Instead power in Congress has shifted so that major bills — legislation that addresses issues like climate change, infrastructure or healthcare — typically isn’t brought up for a vote unless it has the enough support from the majority party to pass.
“He wouldn’t last very long as speaker if he were to try to run Congress in the way that Tip O’Neill did, or even Newt Gingrich tried to do at certain points in time,” Miller said. “So that makes Congress a harder place to be for a moderate in either party.”
This isn’t a new dynamic.
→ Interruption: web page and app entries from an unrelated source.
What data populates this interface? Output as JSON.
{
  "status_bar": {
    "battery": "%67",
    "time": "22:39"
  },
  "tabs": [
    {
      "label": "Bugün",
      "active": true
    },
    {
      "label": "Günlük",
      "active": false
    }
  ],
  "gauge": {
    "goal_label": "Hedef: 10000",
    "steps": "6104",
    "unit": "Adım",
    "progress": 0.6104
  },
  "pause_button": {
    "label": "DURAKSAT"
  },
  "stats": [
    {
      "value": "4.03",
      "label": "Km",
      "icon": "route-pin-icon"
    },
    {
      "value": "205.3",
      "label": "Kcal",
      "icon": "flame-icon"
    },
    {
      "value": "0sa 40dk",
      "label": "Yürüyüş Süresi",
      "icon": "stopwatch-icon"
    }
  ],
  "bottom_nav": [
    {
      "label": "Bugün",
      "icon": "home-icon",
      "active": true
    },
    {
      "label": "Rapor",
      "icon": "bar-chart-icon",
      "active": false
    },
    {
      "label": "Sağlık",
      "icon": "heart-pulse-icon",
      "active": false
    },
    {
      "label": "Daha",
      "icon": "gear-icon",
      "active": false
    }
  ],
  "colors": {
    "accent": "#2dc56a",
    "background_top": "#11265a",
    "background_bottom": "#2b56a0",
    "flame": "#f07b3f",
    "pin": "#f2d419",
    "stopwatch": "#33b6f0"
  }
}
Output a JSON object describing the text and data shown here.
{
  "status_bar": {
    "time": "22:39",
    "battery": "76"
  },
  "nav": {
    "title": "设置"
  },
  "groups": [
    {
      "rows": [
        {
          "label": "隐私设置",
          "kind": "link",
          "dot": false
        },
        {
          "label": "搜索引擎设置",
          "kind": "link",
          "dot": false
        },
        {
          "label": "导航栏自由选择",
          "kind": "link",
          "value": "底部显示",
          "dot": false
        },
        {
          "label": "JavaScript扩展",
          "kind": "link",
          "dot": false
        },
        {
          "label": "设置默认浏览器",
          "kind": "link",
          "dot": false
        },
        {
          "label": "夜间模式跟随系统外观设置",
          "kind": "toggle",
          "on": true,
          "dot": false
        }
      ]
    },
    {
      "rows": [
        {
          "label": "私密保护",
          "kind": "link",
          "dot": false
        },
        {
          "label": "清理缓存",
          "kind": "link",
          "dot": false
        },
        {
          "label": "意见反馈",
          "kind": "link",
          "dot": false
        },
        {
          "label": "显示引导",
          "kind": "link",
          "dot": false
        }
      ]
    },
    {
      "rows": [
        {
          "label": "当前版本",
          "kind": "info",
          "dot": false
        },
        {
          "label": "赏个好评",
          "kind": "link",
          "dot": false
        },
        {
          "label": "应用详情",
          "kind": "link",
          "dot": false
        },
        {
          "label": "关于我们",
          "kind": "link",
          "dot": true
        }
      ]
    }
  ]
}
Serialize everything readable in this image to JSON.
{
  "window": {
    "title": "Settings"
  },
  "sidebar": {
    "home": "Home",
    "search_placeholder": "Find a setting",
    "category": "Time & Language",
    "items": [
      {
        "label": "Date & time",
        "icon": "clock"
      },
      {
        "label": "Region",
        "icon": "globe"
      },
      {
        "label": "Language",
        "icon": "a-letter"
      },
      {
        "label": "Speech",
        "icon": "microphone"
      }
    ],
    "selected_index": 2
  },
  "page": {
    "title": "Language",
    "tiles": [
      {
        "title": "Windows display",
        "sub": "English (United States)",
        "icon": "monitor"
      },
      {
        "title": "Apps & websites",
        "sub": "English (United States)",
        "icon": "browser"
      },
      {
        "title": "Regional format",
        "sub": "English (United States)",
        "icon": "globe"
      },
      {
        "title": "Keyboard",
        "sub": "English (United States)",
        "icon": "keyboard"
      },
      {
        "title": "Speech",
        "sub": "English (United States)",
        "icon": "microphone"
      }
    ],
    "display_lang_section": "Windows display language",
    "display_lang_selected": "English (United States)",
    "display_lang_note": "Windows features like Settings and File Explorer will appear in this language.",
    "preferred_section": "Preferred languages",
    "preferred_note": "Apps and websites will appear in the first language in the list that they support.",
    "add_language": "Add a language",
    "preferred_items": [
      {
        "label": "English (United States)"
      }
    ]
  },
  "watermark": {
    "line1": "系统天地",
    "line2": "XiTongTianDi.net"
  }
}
Democrats hold a narrow majority in the current Congress and House Speaker Nancy Pelosi and had a difficult time managing the different factions of the party, from the progressives to the moderate candidates who faced tough reelection bids.
This year, as moderates clamored to pass the widely popular infrastructure funding law, its passage was delayed by the progressive caucus, who were using it as leverage for a larger spending bill that would accomplish many of the party’s priorities.
Eventually, the infrastructure law passed without the spending bill, but some of the most vocal members of the progressive caucus voted against it.
McCarthy will likely be in a similar position and will have to manage conservative firebrands like Rep. Marjorie Taylor Greene from Georgia or Rep. Thomas Massie from Kentucky.
“Everyone’s got to be in a position of willingness to work together,” said former Rep. Kevin Yoder. “Otherwise, they’ll not get anything done. And there’s a little bit of internal pressure, sort of conference peer pressure that will have to occur with from colleague to colleague. In order for everyone to achieve their goals, everyone’s gonna have to help each other.”
Yoder, a Republican, represented Kansas’ 3rd Congressional District between 2011 and 2019, when Republicans had a majority. He said the narrow majority might make it easier for McCarthy because there will be a stronger emphasis on unity.
“Certainly factions can have additional opportunities for leverage over the process,” Yoder said. “But I think that remains true even in large majorities.”
During her campaign, Davids talked about her support for bipartisan laws like infrastructure funding and another that attempted to resolve issues with the supply chain by spurring domestic manufacturing. But those bills were sponsored by Democrats and had enough Democratic votes alone to pass the House.
Only 13 Republicans supported the infrastructure law, fewer than the 19 Republican votes it got in the Senate, which has fewer members.
While it appears likely that Republicans will win the House, Democrats appear likely to control the Senate. That will create the kind of divided Congress that, if it passes any legislation, will give Davids an opportunity to vote on bipartisan bills and potentially get some of her agenda into amendments and spending bills.
But it’s unlikely that it will produce either party’s legislative priorities.
“I think for the Republicans in our delegation it’s also going to be a frustrating place to be because, if you’re if you’re someone like Rep. Jake LaTurner, your party agenda may be able to get through the House, but it’s dead on arrival in the Senate,” Miller said.
This story was originally published November 11, 2022 4:22 PM.
- Republicans are likely to win the House. What does that mean for KC area Democrats?
- Check all news and articles from the latest Politics updates.
- Please Subscribe us at Google News.